E = 1/ 2 mv2 + h m g = constant
As the stone rises, the kinetic part of its energy gets smaller and smaller, becoming zero when it reaches its highest point, where for a brief instant v = 0. On the downward trip, the opposite changes take place. In a later section we will come back to that formula and to the concept of energy.
For a satellite of mass m orbiting Earth (or for a planet around the Sun) a similar formula exists:
E = 1/ 2 mv2 - k m/ r = constant
Here k is some other constant--actually, related to g, because both constants reflect the strength of the Earth's gravity (the exact value is k = gR2, where R is the radius of the Earth, in meters). Don't let the minus sign confuse you: as the satellite rises, r increases, k m/ r becomes smaller, but -k m/ r becomes bigger, it is less negative than near Earth. This equation shows why the satellite's speed decreases as it moves away and grows as it comes back.
Suppose the satellite has just enough velocity to escape Earth's gravity altogether (the "escape velocity" V). Then far from Earth, where k m/ r is close to zero, its kinetic energy would also be exhausted, that is, v = 0. Since the sum E is the same everywhere, this suggests that for the space probe which just barely escapes the Earth's gravity,E = 0. From that
V2 = 2k/ R = 2 g R
With g = 9.81 and R =6 371 000 meter on finds V to be about 11 200 m/sec.

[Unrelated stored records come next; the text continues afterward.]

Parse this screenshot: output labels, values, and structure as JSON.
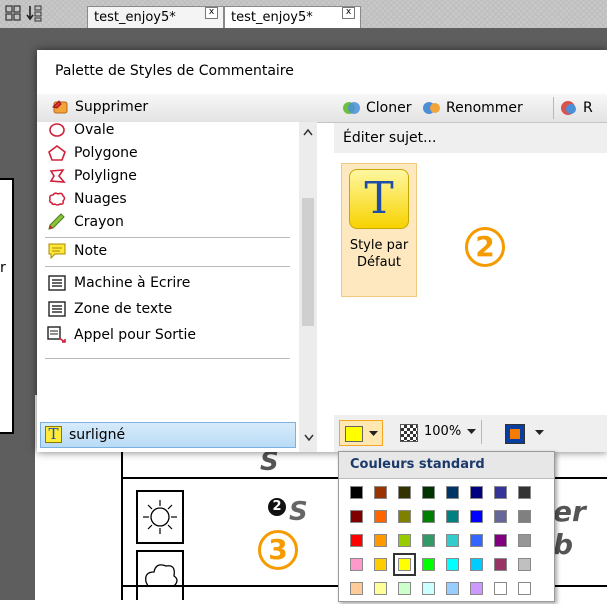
{
  "tabs": [
    {
      "label": "test_enjoy5*",
      "close": "x"
    },
    {
      "label": "test_enjoy5*",
      "close": "x"
    }
  ],
  "left_fragment": "r",
  "palette": {
    "title": "Palette de Styles de Commentaire",
    "delete_label": "Supprimer",
    "toolbar": {
      "clone": "Cloner",
      "rename": "Renommer",
      "partial": "R"
    },
    "edit_subject": "Éditer sujet...",
    "items": [
      {
        "label": "Ovale",
        "icon": "ellipse-icon"
      },
      {
        "label": "Polygone",
        "icon": "polygon-icon"
      },
      {
        "label": "Polyligne",
        "icon": "polyline-icon"
      },
      {
        "label": "Nuages",
        "icon": "cloud-icon"
      },
      {
        "label": "Crayon",
        "icon": "pencil-icon"
      },
      {
        "label": "Note",
        "icon": "note-icon"
      },
      {
        "label": "Machine à Ecrire",
        "icon": "typewriter-icon"
      },
      {
        "label": "Zone de texte",
        "icon": "textbox-icon"
      },
      {
        "label": "Appel pour Sortie",
        "icon": "callout-icon"
      }
    ],
    "selected_item": "surligné",
    "style_tile": {
      "line1": "Style par",
      "line2": "Défaut",
      "letter": "T"
    },
    "zoom_value": "100%",
    "badge_two": "2",
    "badge_three": "3"
  },
  "color_menu": {
    "title": "Couleurs standard",
    "selected": "#ffff00",
    "rows": [
      [
        "#000000",
        "#993300",
        "#333300",
        "#003300",
        "#003366",
        "#000080",
        "#333399",
        "#333333"
      ],
      [
        "#800000",
        "#ff6600",
        "#808000",
        "#008000",
        "#008080",
        "#0000ff",
        "#666699",
        "#808080"
      ],
      [
        "#ff0000",
        "#ff9900",
        "#99cc00",
        "#339966",
        "#33cccc",
        "#3366ff",
        "#800080",
        "#969696"
      ],
      [
        "#ff99cc",
        "#ffcc00",
        "#ffff00",
        "#00ff00",
        "#00ffff",
        "#00ccff",
        "#993366",
        "#c0c0c0"
      ],
      [
        "#ffcc99",
        "#ffff99",
        "#ccffcc",
        "#ccffff",
        "#99ccff",
        "#cc99ff",
        "#ffffff",
        "#ffffff"
      ]
    ]
  },
  "background_doc": {
    "fragment_top": "S",
    "fragment_mid": "S",
    "fragment_right": "er b",
    "bullet": "2"
  }
}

The Mean Anomaly
Earlier it was stated that a third orbital element is needed to specify where in its orbit is the satellite located. Since the equation of the orbital ellipse is
r = a(1 - e2)/ (1 + e cos f)
each value of the angle f --called the "true anomaly"--specifies a position along the orbit. One could therefore use the true anomaly as third orbital element.
The true anomaly f varies periodically around the orbit, quickly near perigee and slowly near apogee. Kepler's second law tells us everything about this variation and should allow us to obtain a formula that gives the way f varies with time t. Unfortunately, no neat way exists for expressing that formula.
The simplest way of expressing f is to use two auxiliary angles, which like f increase by 360 degrees each orbit, the "eccentric anomaly" E (the letter here has nothing to do with energy) and the "mean anomaly" M; an equation then exists connecting f and E, and another that connects E and M. The great virtue of M is that it grows in proportion to the time t:
M = M(0) + nt
where M(0) is the value of M when t = 0 and n is a constant (related to the constant appearing in Kepler's third law). The mean anomaly is what is counted as the third orbital element.
If one wishes to predict the position of a satellite in its orbit at some time t, assuming the elliptical motion of Kepler's laws is good enough for that prediction (neglecting the pull of the moon, friction of the upper atmosphere etc. ) the first step is to derive M from the above formula. Then E is derived from E, and finally f from E, tasks which electronic computers handle quite easily (though at one time, those calculations were done on paper, not nearly as quickly or easily). The formula for r then gives the position of the satellite in its orbit; all that the computation requires are the elements a,e and M(0), the mean anomaly at t=0.Below, a drawing of the orbit of Mars, from Kepler's writings
More Nitty Gritty: #12a How Orbits are Calculated
Next Regular Stop: #13 The Way things Fall
Author and curator: David P. Stern, firstname.lastname@example.org